Asynchronous Loading of Data – a Better Way

When last we left off, we were loading the data for the ViewModel inside its constructor – a bad idea, because the data loading is done asynchronously, and constructors can’t be made async. So we need to find a better way to do that.

First off I want to factor the process of loading the data out to its own method inside my OverviewVM class:

With this public method I’ve got more options on handling the data. So the question is: do I really need to load the data right when my View Model is constructed? Actually, no. I don’t need the data until my View appears – and the OnAppearing() method can be made async to accommodate the asynchronous nature of data loading.

Because I need a reference to my View Model in OnAppearing(), I’m storing it in a field for now. Later on, when we get to decoupling our classes, that’s going to be done a better way, but for now this will do the job.

Except that there’s a little problem now. Because the data we’re binding to is not already in place when the page appears, our list of ToDo’s is empty. We need to explicitly tell our View that our collection of ToDoItems has changed.

I could do this by making my ViewModel implement the INotifyPropertyChanged interface – but fortunately MVVMLight already has a base class in place that will handle all of that for me. All I need to do is to make my View Model inherit from ViewModelBase and use ViewModelBase’s Set method, which handles both the assignment and notification for me.

The resulting View Model now looks like this:

So, another hurdle jumped.
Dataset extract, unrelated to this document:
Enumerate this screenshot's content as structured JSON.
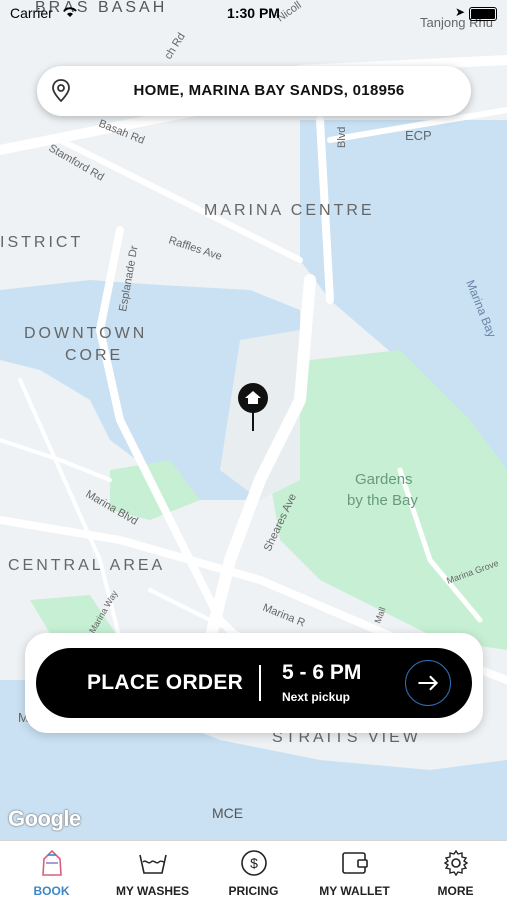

The code is slowly starting to look better, but still suffers from tight coupling. More on this next!

Repositories – Getting the Data to the ViewModel

Right now the ViewModel is pretty hideous. It shouldn’t be responsible for fetching the data, much less creating it – that’s a clear violation of the Single Responsibility Principle and all round Bad Idea (TM). So let’s make that the responsibility of a repository.

I have a go-to repository interface that I use as a starting point:

IEntity is there purely to make sure that the class in the repository has an Id field. Feel free to leave it out if you don’t need it, but it’s useful if you want to have a unique identifier for retrieving/updating entities in your repository.

For use with SQLite, I use IEntity to create a primary key on the Id:

…and then I make my ToDoItem class inherit from it.

Now my ToDoItem class fulfils all the requirements for use in a repository that implements IRepository<T>. Eventually I want that to be a repository that uses SQLite, but for now I’m going to use a bare-bones mock-up with some hard-coded data.

I’ll use this later in unit testing, so creating it is not actually a waste of time.

and now, finally, I can change my ViewModel to use this repository:

Now, looking at this, the ViewModel is still in a world of wrong. In fact, it’s so wrong that almost every line in it needs to be changed. We have tight coupling, we are blocking the UI thread because you can’t use ‘await’ in a constructor, we’re using a mock repository and an unsuitable collection, but fear not – all this will be addressed over the course of the next few posts…